For its latest title, EA (s erts) has brought Bioware’s Mass Effect to iPhone. This installment builds on the story from the original critically acclaimed console game.
Set in the same universe as the original console game, Mass Effect Galaxy features a rich story peppered with action-packed gunplay.
As you’d expect with a game set in the Mass Effect universe, the game is driven by a strong plot, leading you from one shoot out to the next. Imagine an episode of 24 set in outer-space featuring feuding alien races, with you as an intergalactic Jack Bauer.
Talk First, Shoot Later
The story is compelling, but the conversation branching — being able to guide your character through interactive dialogue scenes — seems like smoke and mirrors. More often than not it seems thst there’s a predetermined outcome to a conversation and that there’s nothing that can be done to change it.
Setting dialogue navigation aside though, the artwork and animation is impeccable. Instead of going for hi-res 3D motion graphic sequences, we’re treated to a cartoony take on the Mass Effect universe. Indeed it was so effective that I was left hankering for a Mass Effect Saturday morning cartoon.
Tilt ‘n’ Tote
The combat sequences, slotted in between each dialogue segment, are played from a birds-eye view. The controls are a great twist on an established genre: your mercenary fires automatically, it’s up to you to tilt the iPhone, moving him to a more strategic area of the map.
Unfortunately, on my iPhone 3G, the combat sequences suffer from slowdown. At times, the game is rendered unplayable to the point that I rebooted the iPhone several times throughout the game. Plus, the game suffers from an occasional bug whereby a combat sequence begins but you’re unable to control the main character. It’s a horrid bug and, for EA and BioWare, unexpected and improper.
There are also long loading times between combat rooms. Its frustrating enough to have to wait a minute or more to play through a 30 second sequence, it’s worse still that EA has seen fit to place advertisements on the loading screens. It’s a real drag to be advertised to in a premium app, especially when the advertising breaks up the story and ruins what little immersion the game has to offer.
Summing Up: Rotten Apple Award
EA needs to up its game on iPhone. It may be the big boy on console and PC, but young upstarts like ngMoco, Chillingo and BulkyPix are making better games — games that are fun and stable.
Gamers who are familiar with Mass Effect would be forgiven for expecting more from the iPhone iteration.
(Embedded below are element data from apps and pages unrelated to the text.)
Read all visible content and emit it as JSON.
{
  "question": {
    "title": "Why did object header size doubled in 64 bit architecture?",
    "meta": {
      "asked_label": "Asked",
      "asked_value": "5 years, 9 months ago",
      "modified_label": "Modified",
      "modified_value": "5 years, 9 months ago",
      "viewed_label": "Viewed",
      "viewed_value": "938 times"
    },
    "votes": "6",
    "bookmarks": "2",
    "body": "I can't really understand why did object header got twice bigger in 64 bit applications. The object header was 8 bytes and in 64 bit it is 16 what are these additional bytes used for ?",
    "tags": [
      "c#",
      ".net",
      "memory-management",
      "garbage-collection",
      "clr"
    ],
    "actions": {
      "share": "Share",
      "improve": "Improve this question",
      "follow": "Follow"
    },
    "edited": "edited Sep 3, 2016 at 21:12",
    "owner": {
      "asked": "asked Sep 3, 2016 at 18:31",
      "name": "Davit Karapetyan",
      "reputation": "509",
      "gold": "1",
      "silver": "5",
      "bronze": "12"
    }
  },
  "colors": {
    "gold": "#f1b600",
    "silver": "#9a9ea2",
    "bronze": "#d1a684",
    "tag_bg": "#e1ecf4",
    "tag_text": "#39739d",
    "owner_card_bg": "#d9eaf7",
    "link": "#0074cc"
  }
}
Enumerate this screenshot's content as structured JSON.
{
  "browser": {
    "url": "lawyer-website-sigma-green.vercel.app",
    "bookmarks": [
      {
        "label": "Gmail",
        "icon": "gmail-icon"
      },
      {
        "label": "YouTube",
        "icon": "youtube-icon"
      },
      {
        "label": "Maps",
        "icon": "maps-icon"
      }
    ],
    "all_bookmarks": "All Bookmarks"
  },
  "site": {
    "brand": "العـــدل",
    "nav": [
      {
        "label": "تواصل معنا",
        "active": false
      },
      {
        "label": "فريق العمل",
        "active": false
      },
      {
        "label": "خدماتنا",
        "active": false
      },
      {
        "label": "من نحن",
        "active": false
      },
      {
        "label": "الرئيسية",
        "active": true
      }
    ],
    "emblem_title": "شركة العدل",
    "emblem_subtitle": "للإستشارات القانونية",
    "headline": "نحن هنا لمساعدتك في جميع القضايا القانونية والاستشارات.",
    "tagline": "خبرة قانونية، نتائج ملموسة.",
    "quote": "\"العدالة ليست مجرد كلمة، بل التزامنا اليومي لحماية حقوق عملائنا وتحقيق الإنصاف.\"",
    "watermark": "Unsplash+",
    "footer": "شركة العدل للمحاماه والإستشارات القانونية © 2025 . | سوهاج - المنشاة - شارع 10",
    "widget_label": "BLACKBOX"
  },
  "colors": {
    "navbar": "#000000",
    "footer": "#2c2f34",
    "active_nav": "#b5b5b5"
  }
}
The game’s bugs are a major disappointment and, while it may be an interesting play for avid followers of the franchise, this is one to avoid for everyone else.